Task requirements
Match the word "label". Return each line of the data below where it appears.

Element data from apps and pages

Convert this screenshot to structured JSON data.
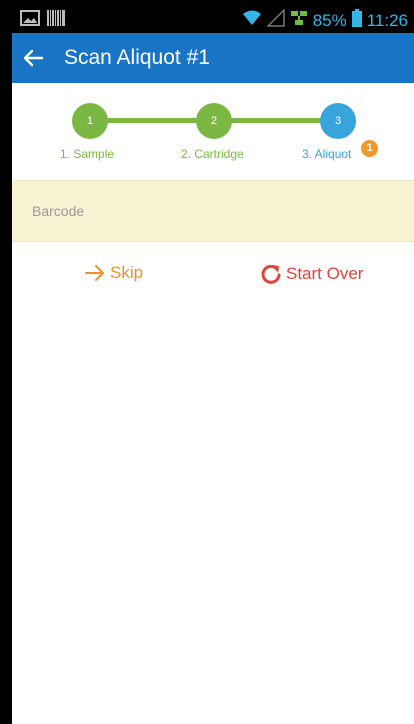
{
  "status_bar": {
    "battery_text": "85%",
    "time": "11:26",
    "icons": [
      "image-icon",
      "barcode-icon",
      "wifi-icon",
      "signal-icon",
      "network-icon",
      "battery-icon"
    ]
  },
  "app_bar": {
    "back_icon": "arrow-left-icon",
    "title": "Scan Aliquot #1",
    "color": "#1a74c6"
  },
  "stepper": {
    "steps": [
      {
        "number": "1",
        "label": "1. Sample",
        "state": "complete",
        "color": "#7bb843"
      },
      {
        "number": "2",
        "label": "2. Cartridge",
        "state": "complete",
        "color": "#7bb843"
      },
      {
        "number": "3",
        "label": "3. Aliquot",
        "state": "current",
        "color": "#37a5db",
        "badge": "1",
        "badge_color": "#f0982a"
      }
    ]
  },
  "barcode": {
    "placeholder": "Barcode",
    "value": "",
    "background": "#f8f3d3"
  },
  "actions": {
    "skip": {
      "label": "Skip",
      "icon": "arrow-right-icon",
      "color": "#e8912f"
    },
    "start_over": {
      "label": "Start Over",
      "icon": "refresh-icon",
      "color": "#e0453a"
    }
  }
}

Exercise result
        "label": "1. Sample",
        "label": "2. Cartridge",
        "label": "3. Aliquot",
      "label": "Skip",
      "label": "Start Over",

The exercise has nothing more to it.